**Brief**
Each record below should appear again exactly as written.

.....

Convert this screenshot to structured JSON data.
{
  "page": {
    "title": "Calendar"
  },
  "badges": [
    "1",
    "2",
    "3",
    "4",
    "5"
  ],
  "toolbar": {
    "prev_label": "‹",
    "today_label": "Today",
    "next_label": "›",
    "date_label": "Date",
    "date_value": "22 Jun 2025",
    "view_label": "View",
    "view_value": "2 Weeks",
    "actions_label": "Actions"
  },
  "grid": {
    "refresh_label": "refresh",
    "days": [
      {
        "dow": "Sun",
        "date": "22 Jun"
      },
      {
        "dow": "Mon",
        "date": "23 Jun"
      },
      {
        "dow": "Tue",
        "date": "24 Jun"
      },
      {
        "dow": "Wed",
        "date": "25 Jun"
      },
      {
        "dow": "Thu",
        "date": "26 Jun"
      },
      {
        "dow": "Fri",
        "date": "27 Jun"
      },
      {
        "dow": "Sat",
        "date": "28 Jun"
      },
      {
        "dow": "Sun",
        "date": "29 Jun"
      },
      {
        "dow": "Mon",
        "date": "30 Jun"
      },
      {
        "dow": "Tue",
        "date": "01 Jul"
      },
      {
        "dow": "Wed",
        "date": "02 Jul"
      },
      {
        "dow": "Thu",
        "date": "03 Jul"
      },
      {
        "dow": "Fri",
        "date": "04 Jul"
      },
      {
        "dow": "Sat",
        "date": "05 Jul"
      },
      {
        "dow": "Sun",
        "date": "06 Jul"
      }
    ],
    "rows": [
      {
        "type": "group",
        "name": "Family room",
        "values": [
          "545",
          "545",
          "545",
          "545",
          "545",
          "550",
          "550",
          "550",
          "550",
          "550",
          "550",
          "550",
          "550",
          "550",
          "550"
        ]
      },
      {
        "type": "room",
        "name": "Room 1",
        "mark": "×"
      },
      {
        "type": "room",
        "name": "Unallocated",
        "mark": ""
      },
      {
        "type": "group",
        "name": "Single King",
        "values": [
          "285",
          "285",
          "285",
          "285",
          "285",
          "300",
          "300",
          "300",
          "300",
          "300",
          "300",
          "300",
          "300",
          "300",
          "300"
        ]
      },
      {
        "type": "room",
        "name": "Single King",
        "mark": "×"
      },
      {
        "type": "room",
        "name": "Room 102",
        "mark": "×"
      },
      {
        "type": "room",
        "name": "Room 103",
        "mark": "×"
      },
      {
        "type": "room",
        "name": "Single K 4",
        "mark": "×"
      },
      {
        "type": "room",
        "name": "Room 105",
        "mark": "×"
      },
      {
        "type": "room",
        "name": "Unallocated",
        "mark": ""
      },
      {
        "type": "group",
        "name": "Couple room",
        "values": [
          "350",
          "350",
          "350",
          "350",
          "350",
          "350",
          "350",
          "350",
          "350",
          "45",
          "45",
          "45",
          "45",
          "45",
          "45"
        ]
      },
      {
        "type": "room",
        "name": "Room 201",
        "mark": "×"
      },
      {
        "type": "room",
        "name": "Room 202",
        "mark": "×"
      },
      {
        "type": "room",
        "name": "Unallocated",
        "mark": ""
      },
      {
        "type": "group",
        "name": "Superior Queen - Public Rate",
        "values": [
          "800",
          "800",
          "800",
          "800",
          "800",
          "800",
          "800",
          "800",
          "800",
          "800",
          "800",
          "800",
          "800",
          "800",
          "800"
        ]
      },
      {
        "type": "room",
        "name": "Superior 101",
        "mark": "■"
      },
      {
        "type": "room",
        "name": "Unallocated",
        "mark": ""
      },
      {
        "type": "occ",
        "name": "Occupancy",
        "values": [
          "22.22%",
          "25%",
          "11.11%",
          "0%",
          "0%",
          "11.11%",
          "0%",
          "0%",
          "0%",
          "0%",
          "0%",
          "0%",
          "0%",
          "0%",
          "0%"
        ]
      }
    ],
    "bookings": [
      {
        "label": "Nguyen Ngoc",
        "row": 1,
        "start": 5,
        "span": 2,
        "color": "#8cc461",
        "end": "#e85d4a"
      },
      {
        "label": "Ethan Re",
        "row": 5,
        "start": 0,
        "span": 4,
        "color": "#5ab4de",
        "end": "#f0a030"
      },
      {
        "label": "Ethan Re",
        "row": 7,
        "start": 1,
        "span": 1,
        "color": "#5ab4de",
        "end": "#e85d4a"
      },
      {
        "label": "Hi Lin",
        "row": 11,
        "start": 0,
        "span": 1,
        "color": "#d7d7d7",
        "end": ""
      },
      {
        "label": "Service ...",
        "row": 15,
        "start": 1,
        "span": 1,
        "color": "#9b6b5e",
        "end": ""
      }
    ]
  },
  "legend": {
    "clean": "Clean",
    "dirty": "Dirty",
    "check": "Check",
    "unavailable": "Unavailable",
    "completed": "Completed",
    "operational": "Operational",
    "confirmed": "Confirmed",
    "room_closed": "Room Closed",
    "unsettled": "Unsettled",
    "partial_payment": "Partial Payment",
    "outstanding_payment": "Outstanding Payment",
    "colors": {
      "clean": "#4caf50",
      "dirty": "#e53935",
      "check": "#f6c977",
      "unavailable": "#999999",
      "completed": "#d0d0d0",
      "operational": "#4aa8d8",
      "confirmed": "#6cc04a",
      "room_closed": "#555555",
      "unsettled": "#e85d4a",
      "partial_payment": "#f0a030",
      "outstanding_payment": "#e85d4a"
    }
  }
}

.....

**Task response**
Convert this screenshot to structured JSON data.
{
  "page": {
    "title": "Calendar"
  },
  "badges": [
    "1",
    "2",
    "3",
    "4",
    "5"
  ],
  "toolbar": {
    "prev_label": "‹",
    "today_label": "Today",
    "next_label": "›",
    "date_label": "Date",
    "date_value": "22 Jun 2025",
    "view_label": "View",
    "view_value": "2 Weeks",
    "actions_label": "Actions"
  },
  "grid": {
    "refresh_label": "refresh",
    "days": [
      {
        "dow": "Sun",
        "date": "22 Jun"
      },
      {
        "dow": "Mon",
        "date": "23 Jun"
      },
      {
        "dow": "Tue",
        "date": "24 Jun"
      },
      {
        "dow": "Wed",
        "date": "25 Jun"
      },
      {
        "dow": "Thu",
        "date": "26 Jun"
      },
      {
        "dow": "Fri",
        "date": "27 Jun"
      },
      {
        "dow": "Sat",
        "date": "28 Jun"
      },
      {
        "dow": "Sun",
        "date": "29 Jun"
      },
      {
        "dow": "Mon",
        "date": "30 Jun"
      },
      {
        "dow": "Tue",
        "date": "01 Jul"
      },
      {
        "dow": "Wed",
        "date": "02 Jul"
      },
      {
        "dow": "Thu",
        "date": "03 Jul"
      },
      {
        "dow": "Fri",
        "date": "04 Jul"
      },
      {
        "dow": "Sat",
        "date": "05 Jul"
      },
      {
        "dow": "Sun",
        "date": "06 Jul"
      }
    ],
    "rows": [
      {
        "type": "group",
        "name": "Family room",
        "values": [
          "545",
          "545",
          "545",
          "545",
          "545",
          "550",
          "550",
          "550",
          "550",
          "550",
          "550",
          "550",
          "550",
          "550",
          "550"
        ]
      },
      {
        "type": "room",
        "name": "Room 1",
        "mark": "×"
      },
      {
        "type": "room",
        "name": "Unallocated",
        "mark": ""
      },
      {
        "type": "group",
        "name": "Single King",
        "values": [
          "285",
          "285",
          "285",
          "285",
          "285",
          "300",
          "300",
          "300",
          "300",
          "300",
          "300",
          "300",
          "300",
          "300",
          "300"
        ]
      },
      {
        "type": "room",
        "name": "Single King",
        "mark": "×"
      },
      {
        "type": "room",
        "name": "Room 102",
        "mark": "×"
      },
      {
        "type": "room",
        "name": "Room 103",
        "mark": "×"
      },
      {
        "type": "room",
        "name": "Single K 4",
        "mark": "×"
      },
      {
        "type": "room",
        "name": "Room 105",
        "mark": "×"
      },
      {
        "type": "room",
        "name": "Unallocated",
        "mark": ""
      },
      {
        "type": "group",
        "name": "Couple room",
        "values": [
          "350",
          "350",
          "350",
          "350",
          "350",
          "350",
          "350",
          "350",
          "350",
          "45",
          "45",
          "45",
          "45",
          "45",
          "45"
        ]
      },
      {
        "type": "room",
        "name": "Room 201",
        "mark": "×"
      },
      {
        "type": "room",
        "name": "Room 202",
        "mark": "×"
      },
      {
        "type": "room",
        "name": "Unallocated",
        "mark": ""
      },
      {
        "type": "group",
        "name": "Superior Queen - Public Rate",
        "values": [
          "800",
          "800",
          "800",
          "800",
          "800",
          "800",
          "800",
          "800",
          "800",
          "800",
          "800",
          "800",
          "800",
          "800",
          "800"
        ]
      },
      {
        "type": "room",
        "name": "Superior 101",
        "mark": "■"
      },
      {
        "type": "room",
        "name": "Unallocated",
        "mark": ""
      },
      {
        "type": "occ",
        "name": "Occupancy",
        "values": [
          "22.22%",
          "25%",
          "11.11%",
          "0%",
          "0%",
          "11.11%",
          "0%",
          "0%",
          "0%",
          "0%",
          "0%",
          "0%",
          "0%",
          "0%",
          "0%"
        ]
      }
    ],
    "bookings": [
      {
        "label": "Nguyen Ngoc",
        "row": 1,
        "start": 5,
        "span": 2,
        "color": "#8cc461",
        "end": "#e85d4a"
      },
      {
        "label": "Ethan Re",
        "row": 5,
        "start": 0,
        "span": 4,
        "color": "#5ab4de",
        "end": "#f0a030"
      },
      {
        "label": "Ethan Re",
        "row": 7,
        "start": 1,
        "span": 1,
        "color": "#5ab4de",
        "end": "#e85d4a"
      },
      {
        "label": "Hi Lin",
        "row": 11,
        "start": 0,
        "span": 1,
        "color": "#d7d7d7",
        "end": ""
      },
      {
        "label": "Service ...",
        "row": 15,
        "start": 1,
        "span": 1,
        "color": "#9b6b5e",
        "end": ""
      }
    ]
  },
  "legend": {
    "clean": "Clean",
    "dirty": "Dirty",
    "check": "Check",
    "unavailable": "Unavailable",
    "completed": "Completed",
    "operational": "Operational",
    "confirmed": "Confirmed",
    "room_closed": "Room Closed",
    "unsettled": "Unsettled",
    "partial_payment": "Partial Payment",
    "outstanding_payment": "Outstanding Payment",
    "colors": {
      "clean": "#4caf50",
      "dirty": "#e53935",
      "check": "#f6c977",
      "unavailable": "#999999",
      "completed": "#d0d0d0",
      "operational": "#4aa8d8",
      "confirmed": "#6cc04a",
      "room_closed": "#555555",
      "unsettled": "#e85d4a",
      "partial_payment": "#f0a030",
      "outstanding_payment": "#e85d4a"
    }
  }
}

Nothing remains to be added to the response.